**** Extracted data ****
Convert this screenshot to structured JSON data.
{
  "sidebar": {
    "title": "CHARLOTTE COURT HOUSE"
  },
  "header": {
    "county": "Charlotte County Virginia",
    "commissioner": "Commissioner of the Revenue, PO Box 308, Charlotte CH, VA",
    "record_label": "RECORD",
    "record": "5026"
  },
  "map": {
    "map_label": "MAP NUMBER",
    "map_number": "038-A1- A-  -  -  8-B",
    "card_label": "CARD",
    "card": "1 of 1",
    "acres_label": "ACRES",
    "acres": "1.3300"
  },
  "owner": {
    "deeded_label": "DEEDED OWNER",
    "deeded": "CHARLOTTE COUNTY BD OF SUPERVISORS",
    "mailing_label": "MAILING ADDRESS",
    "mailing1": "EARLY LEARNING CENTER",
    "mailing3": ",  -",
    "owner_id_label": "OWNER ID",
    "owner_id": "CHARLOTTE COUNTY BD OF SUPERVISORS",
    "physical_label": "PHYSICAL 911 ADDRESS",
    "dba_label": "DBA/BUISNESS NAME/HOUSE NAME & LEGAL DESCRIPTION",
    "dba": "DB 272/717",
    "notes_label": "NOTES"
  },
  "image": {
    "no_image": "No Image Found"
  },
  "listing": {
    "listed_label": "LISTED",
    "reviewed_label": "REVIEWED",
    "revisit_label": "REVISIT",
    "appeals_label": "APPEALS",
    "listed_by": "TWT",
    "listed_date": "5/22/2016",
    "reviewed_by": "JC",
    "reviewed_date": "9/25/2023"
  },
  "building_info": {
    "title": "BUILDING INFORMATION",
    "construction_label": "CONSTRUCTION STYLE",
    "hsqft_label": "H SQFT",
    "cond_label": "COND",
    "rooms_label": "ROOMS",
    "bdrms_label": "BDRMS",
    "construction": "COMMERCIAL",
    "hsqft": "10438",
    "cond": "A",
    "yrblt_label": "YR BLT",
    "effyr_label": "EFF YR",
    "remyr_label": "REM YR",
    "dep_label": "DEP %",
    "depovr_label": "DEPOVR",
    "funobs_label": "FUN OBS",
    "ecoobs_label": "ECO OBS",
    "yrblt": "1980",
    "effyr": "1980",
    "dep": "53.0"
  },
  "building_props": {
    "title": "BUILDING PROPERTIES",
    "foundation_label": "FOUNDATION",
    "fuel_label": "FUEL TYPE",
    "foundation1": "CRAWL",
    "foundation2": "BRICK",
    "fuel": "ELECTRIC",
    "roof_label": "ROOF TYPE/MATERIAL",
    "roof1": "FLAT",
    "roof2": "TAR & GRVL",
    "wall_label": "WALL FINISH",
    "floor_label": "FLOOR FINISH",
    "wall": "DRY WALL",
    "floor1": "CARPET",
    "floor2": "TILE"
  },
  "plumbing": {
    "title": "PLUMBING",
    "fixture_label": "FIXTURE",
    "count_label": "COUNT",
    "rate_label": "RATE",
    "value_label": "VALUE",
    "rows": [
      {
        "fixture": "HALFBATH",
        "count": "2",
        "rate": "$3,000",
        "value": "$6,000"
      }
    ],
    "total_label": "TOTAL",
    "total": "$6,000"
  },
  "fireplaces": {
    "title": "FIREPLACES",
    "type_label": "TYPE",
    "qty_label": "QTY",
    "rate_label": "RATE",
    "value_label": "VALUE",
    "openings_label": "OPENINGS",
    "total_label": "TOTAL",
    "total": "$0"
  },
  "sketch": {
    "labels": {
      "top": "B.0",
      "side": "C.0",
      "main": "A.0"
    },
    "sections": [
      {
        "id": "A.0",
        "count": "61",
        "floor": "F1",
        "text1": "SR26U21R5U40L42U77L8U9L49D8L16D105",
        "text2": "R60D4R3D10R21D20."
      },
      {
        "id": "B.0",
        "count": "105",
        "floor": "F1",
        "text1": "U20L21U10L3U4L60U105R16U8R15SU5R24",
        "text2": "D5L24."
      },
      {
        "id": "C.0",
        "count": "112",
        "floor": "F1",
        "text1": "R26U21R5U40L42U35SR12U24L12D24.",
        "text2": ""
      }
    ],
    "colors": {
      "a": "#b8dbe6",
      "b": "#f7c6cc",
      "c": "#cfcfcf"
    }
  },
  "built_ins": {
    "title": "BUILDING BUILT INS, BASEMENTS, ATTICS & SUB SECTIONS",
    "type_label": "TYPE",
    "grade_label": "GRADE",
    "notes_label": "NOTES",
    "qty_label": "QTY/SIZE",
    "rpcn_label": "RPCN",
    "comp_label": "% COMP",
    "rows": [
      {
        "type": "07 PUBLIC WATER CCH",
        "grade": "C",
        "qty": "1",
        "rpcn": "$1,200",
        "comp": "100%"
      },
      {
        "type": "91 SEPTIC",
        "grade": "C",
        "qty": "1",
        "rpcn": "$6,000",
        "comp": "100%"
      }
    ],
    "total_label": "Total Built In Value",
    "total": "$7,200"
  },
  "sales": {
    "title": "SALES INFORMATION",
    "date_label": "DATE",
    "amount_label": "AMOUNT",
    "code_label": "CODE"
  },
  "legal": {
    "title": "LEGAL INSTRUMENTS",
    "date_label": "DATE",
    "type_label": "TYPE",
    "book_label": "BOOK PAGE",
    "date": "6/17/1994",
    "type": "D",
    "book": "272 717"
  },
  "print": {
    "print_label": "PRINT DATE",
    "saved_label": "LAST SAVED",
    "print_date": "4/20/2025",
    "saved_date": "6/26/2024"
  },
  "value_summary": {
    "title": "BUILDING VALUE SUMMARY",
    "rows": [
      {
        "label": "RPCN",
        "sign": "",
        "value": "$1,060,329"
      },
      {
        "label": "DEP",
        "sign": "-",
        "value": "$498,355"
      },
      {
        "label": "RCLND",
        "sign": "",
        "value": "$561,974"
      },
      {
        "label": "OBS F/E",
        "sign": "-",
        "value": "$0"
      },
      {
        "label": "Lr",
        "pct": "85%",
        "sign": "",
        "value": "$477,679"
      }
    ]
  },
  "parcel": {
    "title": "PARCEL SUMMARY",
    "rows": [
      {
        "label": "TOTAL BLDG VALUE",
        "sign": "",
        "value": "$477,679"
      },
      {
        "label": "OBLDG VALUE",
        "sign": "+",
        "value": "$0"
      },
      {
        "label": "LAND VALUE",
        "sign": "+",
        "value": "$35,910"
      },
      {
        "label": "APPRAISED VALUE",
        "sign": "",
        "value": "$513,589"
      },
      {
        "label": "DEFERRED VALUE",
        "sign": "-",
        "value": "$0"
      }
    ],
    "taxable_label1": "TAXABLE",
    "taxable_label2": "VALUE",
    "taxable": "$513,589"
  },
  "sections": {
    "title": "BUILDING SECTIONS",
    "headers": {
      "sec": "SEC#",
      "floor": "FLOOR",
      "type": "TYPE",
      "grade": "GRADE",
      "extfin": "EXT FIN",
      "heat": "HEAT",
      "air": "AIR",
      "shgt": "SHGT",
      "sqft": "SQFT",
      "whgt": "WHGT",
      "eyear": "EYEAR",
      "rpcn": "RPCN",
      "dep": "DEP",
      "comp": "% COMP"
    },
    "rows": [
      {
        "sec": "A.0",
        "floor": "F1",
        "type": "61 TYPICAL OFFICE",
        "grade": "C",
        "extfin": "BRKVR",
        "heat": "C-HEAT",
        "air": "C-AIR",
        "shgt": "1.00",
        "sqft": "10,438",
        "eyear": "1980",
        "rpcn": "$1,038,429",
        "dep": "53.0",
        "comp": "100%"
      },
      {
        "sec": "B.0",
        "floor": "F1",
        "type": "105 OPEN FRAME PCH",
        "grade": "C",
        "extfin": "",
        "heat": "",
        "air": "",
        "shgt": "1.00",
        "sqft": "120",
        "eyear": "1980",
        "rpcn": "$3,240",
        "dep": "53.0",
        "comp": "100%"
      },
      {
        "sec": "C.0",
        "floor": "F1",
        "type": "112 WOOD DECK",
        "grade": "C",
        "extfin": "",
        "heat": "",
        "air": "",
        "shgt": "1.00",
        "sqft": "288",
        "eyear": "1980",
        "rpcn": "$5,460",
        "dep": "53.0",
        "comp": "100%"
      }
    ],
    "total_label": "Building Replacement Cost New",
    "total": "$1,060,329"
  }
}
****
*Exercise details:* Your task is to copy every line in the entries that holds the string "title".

*Finished exercise:*
    "title": "CHARLOTTE COURT HOUSE"
    "title": "BUILDING INFORMATION",
    "title": "BUILDING PROPERTIES",
    "title": "PLUMBING",
    "title": "FIREPLACES",
    "title": "BUILDING BUILT INS, BASEMENTS, ATTICS & SUB SECTIONS",
    "title": "SALES INFORMATION",
    "title": "LEGAL INSTRUMENTS",
    "title": "BUILDING VALUE SUMMARY",
    "title": "PARCEL SUMMARY",
    "title": "BUILDING SECTIONS",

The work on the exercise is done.